Secrets Behind the Billionaire’s Return By Rachael Stewart
This is a romance novel – but not one set in an exotic location with non stop sunshine and fancy food and drinks. This book opens in a Yorkshire B&B which is perhaps past its best, and the heroine would not describe herself as glamorous. It is a heartfelt look back at a difficult past for both of the main characters, and a subtle look at how desperation and need to take action to survive has shaped the present. It is a contemporary book, but is still to an extent timeless, as the situation that the heroine is in is a version of a well known tale. This, as the back of the book says, is about “The man she never forgot, (and) The feelings she never lost” on the part of Felicity about Sebastian, but it is less certain what he feels about the woman he last saw as a teenage girl. The nature of his departure sixteen years before was unexpected by everyone, and is still shrouded in mystery. Felicity was left bereft of the very young man she loved, and because of how he suddenly left, with the unexpected consequence of their love.

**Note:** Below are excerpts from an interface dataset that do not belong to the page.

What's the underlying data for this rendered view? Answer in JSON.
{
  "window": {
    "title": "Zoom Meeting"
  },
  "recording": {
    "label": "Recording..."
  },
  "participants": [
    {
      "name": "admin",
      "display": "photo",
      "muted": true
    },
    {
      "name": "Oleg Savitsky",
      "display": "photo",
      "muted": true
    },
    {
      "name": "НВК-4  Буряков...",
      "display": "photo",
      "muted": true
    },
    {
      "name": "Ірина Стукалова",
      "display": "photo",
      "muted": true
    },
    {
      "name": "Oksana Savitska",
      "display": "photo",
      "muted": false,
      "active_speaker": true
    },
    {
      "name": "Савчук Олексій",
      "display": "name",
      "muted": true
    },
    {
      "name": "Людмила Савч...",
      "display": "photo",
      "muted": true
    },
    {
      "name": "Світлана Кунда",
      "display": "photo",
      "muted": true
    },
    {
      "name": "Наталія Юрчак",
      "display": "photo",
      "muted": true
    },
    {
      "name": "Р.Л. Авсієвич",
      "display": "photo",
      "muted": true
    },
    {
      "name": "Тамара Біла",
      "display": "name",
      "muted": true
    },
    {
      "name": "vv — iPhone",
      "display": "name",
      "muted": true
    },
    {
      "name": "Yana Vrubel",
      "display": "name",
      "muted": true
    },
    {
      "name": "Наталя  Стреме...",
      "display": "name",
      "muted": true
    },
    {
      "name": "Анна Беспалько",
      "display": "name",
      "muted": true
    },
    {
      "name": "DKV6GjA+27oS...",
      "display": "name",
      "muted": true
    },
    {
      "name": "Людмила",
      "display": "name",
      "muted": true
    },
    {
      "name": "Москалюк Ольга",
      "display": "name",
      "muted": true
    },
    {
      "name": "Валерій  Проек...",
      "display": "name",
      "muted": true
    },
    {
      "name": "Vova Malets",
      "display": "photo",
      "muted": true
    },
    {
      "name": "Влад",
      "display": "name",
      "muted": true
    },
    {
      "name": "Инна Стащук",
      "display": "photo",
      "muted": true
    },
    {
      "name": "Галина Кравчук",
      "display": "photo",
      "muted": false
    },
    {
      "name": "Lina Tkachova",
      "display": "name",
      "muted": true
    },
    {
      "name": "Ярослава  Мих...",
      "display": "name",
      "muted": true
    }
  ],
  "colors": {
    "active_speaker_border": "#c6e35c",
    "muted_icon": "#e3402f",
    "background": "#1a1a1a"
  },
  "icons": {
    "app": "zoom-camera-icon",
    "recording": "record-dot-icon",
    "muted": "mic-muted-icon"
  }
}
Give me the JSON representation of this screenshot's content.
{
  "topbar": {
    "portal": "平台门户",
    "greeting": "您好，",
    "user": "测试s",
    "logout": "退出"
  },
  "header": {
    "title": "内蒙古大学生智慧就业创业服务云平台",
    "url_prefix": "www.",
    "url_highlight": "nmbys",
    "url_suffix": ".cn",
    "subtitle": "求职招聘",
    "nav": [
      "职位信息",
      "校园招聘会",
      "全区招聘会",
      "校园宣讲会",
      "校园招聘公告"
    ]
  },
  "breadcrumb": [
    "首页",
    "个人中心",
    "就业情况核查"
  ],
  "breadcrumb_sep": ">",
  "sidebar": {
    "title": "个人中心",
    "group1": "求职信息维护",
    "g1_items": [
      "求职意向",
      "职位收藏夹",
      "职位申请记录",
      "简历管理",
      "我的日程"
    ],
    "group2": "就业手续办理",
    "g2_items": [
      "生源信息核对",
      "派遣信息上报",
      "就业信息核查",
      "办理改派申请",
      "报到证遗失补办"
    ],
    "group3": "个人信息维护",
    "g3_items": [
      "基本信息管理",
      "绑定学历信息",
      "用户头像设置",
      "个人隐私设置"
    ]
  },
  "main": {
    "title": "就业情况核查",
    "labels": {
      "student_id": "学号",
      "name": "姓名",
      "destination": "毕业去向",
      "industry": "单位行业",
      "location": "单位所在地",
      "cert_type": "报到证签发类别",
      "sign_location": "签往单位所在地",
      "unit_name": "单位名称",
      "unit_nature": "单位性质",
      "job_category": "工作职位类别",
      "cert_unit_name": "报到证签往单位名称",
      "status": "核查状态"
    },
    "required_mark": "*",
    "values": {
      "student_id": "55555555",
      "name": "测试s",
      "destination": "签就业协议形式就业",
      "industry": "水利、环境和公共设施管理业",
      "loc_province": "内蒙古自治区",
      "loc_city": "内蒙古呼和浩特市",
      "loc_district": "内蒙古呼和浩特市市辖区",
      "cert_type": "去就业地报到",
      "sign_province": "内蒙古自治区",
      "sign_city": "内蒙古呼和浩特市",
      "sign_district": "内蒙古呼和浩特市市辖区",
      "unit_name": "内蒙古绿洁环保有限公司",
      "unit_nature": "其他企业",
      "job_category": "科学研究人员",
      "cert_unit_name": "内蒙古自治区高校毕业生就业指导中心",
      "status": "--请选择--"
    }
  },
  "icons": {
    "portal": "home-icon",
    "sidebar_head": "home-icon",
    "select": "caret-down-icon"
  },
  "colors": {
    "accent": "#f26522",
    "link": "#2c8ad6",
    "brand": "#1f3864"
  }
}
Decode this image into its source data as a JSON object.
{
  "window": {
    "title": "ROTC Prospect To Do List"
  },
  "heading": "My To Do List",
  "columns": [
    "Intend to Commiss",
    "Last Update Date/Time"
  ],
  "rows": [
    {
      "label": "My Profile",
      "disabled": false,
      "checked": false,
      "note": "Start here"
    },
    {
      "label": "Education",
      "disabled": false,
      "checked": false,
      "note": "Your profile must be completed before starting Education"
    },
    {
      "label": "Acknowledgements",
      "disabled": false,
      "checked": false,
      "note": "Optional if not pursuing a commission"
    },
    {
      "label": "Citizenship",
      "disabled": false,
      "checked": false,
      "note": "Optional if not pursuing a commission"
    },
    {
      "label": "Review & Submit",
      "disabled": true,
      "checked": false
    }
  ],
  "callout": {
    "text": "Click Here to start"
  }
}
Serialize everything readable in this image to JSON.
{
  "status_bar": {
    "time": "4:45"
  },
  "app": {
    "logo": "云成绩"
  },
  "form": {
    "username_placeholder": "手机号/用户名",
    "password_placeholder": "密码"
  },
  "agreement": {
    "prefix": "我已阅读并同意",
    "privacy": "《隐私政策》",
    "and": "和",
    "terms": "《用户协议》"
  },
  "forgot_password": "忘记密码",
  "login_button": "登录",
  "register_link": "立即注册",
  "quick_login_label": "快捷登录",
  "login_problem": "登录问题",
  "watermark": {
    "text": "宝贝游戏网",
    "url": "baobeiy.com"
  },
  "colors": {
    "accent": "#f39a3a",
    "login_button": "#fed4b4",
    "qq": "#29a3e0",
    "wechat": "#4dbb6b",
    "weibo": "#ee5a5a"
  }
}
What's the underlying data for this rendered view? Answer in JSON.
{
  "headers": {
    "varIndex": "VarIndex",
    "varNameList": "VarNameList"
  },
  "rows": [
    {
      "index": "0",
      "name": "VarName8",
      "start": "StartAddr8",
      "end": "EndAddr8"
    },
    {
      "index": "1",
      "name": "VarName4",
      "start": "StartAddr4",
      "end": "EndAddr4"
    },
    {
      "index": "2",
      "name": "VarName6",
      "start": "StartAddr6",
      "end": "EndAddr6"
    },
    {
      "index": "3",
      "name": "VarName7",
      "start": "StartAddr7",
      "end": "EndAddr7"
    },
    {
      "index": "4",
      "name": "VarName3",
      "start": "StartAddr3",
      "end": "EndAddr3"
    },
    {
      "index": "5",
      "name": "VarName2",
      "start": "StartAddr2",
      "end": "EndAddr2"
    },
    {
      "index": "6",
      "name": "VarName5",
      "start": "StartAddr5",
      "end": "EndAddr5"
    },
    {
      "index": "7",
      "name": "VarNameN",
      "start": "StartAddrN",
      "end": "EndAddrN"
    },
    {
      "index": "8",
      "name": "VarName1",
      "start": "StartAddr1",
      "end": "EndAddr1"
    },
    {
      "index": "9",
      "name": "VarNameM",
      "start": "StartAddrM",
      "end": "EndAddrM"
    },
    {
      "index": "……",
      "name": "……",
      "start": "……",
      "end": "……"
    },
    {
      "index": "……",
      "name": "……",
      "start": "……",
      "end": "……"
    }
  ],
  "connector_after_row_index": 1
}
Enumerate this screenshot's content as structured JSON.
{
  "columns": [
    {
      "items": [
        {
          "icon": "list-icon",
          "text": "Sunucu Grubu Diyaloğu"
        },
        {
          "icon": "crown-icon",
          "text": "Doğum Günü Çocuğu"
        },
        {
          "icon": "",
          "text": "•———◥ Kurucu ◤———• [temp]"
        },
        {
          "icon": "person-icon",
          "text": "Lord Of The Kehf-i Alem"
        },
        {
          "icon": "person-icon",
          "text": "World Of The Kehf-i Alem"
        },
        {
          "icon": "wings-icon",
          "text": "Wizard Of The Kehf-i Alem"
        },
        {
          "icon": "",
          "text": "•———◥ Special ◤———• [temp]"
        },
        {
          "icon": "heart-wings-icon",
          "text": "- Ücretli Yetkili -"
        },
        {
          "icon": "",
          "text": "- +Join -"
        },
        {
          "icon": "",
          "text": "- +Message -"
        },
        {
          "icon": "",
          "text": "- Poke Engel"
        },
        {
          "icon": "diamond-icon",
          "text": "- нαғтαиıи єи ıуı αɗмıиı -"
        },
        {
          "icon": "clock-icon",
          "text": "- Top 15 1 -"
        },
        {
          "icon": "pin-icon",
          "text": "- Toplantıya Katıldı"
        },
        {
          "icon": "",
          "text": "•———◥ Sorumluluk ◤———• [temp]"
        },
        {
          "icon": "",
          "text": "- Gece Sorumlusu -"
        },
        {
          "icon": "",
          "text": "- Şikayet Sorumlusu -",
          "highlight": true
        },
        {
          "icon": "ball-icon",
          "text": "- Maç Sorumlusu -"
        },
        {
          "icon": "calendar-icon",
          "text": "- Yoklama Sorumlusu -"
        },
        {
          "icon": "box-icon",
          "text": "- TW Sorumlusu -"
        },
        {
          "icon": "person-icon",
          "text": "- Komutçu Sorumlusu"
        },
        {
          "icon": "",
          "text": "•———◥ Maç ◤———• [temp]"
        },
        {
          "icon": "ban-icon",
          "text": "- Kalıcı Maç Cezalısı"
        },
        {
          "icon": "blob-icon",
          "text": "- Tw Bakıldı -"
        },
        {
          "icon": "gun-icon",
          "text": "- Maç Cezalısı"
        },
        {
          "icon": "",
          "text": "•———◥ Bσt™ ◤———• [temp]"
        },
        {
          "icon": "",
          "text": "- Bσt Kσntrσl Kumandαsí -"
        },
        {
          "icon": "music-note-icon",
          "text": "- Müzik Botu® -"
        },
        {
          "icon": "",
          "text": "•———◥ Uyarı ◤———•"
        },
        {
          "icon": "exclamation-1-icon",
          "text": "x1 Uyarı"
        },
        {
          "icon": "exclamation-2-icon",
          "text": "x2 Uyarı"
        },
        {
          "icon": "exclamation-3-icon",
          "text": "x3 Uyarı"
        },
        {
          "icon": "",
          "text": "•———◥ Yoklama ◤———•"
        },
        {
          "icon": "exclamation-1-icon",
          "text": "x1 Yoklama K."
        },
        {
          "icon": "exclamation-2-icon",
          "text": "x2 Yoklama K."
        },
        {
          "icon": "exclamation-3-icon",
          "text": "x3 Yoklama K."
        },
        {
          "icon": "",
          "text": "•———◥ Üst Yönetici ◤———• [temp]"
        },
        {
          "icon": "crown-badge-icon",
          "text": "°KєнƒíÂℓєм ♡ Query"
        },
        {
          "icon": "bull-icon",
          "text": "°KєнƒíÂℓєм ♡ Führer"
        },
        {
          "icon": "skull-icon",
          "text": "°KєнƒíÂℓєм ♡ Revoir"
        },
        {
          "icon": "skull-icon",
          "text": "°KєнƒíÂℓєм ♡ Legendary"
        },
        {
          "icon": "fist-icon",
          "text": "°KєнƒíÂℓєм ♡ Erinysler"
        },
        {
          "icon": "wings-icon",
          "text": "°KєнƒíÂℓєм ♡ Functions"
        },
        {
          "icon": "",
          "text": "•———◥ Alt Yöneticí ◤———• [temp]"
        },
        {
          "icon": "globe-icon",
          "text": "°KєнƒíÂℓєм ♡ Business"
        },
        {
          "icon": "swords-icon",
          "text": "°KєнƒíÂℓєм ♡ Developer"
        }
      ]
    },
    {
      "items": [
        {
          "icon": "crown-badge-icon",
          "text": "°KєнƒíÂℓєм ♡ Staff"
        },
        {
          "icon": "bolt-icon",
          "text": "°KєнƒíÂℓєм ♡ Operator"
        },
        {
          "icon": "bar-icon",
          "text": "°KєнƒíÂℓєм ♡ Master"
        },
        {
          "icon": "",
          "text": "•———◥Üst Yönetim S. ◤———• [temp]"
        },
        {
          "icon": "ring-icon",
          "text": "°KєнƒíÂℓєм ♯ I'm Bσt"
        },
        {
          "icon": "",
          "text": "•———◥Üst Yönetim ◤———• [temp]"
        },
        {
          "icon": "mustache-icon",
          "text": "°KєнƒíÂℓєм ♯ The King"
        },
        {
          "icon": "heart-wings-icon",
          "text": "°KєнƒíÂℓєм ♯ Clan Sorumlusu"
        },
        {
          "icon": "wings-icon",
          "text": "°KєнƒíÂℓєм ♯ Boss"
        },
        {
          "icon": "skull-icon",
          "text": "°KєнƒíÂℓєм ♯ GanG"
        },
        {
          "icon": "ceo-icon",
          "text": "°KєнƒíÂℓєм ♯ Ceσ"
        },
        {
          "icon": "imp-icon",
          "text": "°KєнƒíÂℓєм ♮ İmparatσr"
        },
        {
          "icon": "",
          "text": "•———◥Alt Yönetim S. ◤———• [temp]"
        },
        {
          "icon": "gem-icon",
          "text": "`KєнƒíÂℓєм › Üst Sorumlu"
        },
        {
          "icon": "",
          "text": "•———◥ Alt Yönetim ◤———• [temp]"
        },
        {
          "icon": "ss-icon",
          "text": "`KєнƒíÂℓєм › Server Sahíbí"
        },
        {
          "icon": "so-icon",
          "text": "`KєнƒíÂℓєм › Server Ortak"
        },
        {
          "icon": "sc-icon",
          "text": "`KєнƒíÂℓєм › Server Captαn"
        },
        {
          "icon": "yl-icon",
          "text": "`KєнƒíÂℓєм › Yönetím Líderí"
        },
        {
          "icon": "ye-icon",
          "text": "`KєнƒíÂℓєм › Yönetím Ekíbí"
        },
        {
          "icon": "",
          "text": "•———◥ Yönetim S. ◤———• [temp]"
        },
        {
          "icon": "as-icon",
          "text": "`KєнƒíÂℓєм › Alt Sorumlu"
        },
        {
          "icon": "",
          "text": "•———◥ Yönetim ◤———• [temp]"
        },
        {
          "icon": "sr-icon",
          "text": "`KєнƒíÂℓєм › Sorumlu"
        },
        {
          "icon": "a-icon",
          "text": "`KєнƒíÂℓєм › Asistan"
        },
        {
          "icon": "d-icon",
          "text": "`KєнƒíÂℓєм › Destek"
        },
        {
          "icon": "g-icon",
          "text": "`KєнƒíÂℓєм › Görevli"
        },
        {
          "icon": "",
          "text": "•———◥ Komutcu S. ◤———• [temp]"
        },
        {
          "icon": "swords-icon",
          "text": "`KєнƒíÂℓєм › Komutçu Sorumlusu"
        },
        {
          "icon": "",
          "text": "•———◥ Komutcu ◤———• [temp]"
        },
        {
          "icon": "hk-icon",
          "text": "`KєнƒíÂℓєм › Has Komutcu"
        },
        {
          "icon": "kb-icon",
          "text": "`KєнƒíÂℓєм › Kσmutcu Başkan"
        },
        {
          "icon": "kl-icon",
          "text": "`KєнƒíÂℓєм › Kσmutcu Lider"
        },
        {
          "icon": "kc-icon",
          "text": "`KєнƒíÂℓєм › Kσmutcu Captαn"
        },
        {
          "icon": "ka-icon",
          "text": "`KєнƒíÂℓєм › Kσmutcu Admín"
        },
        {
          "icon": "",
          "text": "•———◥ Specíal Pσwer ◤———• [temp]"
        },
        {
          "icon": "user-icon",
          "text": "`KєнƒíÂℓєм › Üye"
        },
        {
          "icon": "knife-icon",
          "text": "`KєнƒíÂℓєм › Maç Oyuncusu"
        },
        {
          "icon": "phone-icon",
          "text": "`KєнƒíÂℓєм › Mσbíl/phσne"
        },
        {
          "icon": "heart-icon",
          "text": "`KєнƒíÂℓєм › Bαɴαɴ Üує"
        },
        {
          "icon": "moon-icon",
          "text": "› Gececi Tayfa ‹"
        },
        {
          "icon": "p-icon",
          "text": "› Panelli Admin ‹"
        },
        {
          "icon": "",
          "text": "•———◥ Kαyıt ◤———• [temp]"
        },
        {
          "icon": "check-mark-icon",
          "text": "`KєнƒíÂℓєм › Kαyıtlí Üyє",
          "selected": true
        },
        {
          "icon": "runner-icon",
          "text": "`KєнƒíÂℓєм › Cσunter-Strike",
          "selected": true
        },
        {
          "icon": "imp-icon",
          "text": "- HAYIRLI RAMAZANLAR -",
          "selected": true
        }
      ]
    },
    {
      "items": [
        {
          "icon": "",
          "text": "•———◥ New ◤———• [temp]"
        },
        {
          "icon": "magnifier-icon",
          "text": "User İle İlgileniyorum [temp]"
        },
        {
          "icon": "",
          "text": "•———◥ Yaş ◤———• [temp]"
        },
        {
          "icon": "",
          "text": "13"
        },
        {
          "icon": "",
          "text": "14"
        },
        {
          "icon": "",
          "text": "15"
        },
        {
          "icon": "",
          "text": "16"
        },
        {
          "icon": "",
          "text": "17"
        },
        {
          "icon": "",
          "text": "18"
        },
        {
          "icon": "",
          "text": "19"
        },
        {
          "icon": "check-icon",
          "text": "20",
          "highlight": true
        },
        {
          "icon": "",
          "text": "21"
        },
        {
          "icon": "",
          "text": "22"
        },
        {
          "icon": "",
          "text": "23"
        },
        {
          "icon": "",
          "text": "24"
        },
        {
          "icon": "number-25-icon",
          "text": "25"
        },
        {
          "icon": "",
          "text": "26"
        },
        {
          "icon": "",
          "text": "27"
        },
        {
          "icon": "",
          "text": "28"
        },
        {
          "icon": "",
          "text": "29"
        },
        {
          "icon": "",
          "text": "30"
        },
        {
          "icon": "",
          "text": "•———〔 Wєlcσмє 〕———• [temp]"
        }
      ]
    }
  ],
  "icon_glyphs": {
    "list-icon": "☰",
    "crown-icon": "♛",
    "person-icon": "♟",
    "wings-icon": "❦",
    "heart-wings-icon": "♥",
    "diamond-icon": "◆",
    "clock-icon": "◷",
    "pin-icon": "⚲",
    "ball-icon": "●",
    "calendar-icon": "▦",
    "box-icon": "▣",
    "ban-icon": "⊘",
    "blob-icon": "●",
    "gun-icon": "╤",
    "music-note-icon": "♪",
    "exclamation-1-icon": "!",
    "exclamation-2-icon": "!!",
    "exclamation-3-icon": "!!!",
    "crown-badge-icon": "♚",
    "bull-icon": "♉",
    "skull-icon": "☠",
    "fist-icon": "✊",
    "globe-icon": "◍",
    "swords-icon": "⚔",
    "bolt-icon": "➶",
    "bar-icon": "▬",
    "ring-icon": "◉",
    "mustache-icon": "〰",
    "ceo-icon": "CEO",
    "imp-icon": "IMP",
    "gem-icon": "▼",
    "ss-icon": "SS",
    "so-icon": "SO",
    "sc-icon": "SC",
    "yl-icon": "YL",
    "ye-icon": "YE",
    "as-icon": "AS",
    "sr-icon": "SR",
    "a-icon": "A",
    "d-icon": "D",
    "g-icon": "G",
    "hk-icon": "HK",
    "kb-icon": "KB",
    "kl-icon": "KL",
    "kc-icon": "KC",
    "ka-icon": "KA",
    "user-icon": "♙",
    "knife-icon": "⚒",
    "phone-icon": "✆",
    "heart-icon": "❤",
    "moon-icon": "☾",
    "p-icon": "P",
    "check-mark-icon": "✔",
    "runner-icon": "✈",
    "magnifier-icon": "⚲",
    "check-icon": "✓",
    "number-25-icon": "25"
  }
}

This is a book which neatly combines the realities of a difficult family situation where money has been a problem with encountering someone with unimaginable wealth. There is a reality behind this book of a lovely Yorkshire setting, with a large well appointed estate. It describes with great accuracy the quietness of a supportive small community with the excesses of fame and fortune, and the challenges that both can bring with some of the advantages. The characters are so well written that they leap from the page in all their doubts and emotions, with all their assumptions and confusions. This is apparently the first book in a trilogy, and it is good to read the introduction to characters and begin to understand what motivates them. I was pleased to have the opportunity to read and review this enjoyable book.
Sebastian is first seen driving towards the gates of a great estate that has been left uninhabited but maintained for some sixteen years. He drives an expensive car and it seems that he is very wealthy. Nevertheless as he approaches the gates he finds that he cannot bring himself to drive through them, towards the house where he has ordered a room to be prepared for him. He is so upset by the memories that he decides to go elsewhere for the night, so returns to the village and a certain Bed and Breakfast that he passed. When he arrives it is to find a cosy scene of a family of guests in a house he remembers all too well. He recognises the car outside as belonging to a certain woman, and as he enters he spots Felicity, carrying a tray of hot drinks. Her reaction to seeing him and realising who his identity is dramatic, and as she begins to recover she does not acknowledge him as anyone but a normal guest. Her teenage daughter Angel, to whom she is very close, appears and is confused about her mother’s inexplicable reactions. It is only when everyone else has departed that Sebastian engineers the opportunity to talk privately that Felicity reveals a secret that shakes Sebastian’s world, and reawakens memories and emotions he has repressed for so long. Felicity sees problems ahead based on her hard won experience, and while Sebastian perhaps believes that his financial stability will make all the difference, he begins to appreciate that emotions and feelings cannot so easily be sorted out. As both people begin to rediscover old and realise new feelings for each other, they must learn how to deal with these feelings in the new circumstances in which they find themselves.
This is a carefully written and thoughtful book which sets up an interesting set of circumstances. Sebastian has become used to enormous wealth and how it means that he can summon virtually anyone and anything. Felicity has had to learn to cope with a lot less, and yet has a relationship with her daughter which she values above everything else. This book is a clever bringing together of two people, two world views, and much more, as well as a look at various themes such as the influence of money, memory and more. I look forward to reading more of the “Claiming the Ferrington Empire”